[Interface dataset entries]
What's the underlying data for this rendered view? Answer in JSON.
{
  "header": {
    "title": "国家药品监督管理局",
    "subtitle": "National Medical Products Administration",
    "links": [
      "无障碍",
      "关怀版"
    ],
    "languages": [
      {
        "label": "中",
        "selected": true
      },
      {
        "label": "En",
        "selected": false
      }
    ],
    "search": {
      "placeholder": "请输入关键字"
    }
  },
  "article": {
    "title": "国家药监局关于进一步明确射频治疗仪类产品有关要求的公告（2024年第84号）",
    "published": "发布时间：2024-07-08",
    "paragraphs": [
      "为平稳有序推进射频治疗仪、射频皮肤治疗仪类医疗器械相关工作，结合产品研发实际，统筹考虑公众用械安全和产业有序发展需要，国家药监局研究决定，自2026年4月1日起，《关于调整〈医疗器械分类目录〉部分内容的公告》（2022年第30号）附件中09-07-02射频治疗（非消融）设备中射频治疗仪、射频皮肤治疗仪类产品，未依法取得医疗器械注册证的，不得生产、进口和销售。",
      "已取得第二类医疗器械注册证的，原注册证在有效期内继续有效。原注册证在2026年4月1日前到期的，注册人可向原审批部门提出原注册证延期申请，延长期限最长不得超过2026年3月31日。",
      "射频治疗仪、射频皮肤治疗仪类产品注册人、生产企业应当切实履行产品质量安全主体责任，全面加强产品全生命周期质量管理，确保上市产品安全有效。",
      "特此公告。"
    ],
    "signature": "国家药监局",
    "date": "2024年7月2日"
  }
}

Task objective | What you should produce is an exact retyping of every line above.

Reply |
What's the underlying data for this rendered view? Answer in JSON.
{
  "header": {
    "title": "国家药品监督管理局",
    "subtitle": "National Medical Products Administration",
    "links": [
      "无障碍",
      "关怀版"
    ],
    "languages": [
      {
        "label": "中",
        "selected": true
      },
      {
        "label": "En",
        "selected": false
      }
    ],
    "search": {
      "placeholder": "请输入关键字"
    }
  },
  "article": {
    "title": "国家药监局关于进一步明确射频治疗仪类产品有关要求的公告（2024年第84号）",
    "published": "发布时间：2024-07-08",
    "paragraphs": [
      "为平稳有序推进射频治疗仪、射频皮肤治疗仪类医疗器械相关工作，结合产品研发实际，统筹考虑公众用械安全和产业有序发展需要，国家药监局研究决定，自2026年4月1日起，《关于调整〈医疗器械分类目录〉部分内容的公告》（2022年第30号）附件中09-07-02射频治疗（非消融）设备中射频治疗仪、射频皮肤治疗仪类产品，未依法取得医疗器械注册证的，不得生产、进口和销售。",
      "已取得第二类医疗器械注册证的，原注册证在有效期内继续有效。原注册证在2026年4月1日前到期的，注册人可向原审批部门提出原注册证延期申请，延长期限最长不得超过2026年3月31日。",
      "射频治疗仪、射频皮肤治疗仪类产品注册人、生产企业应当切实履行产品质量安全主体责任，全面加强产品全生命周期质量管理，确保上市产品安全有效。",
      "特此公告。"
    ],
    "signature": "国家药监局",
    "date": "2024年7月2日"
  }
}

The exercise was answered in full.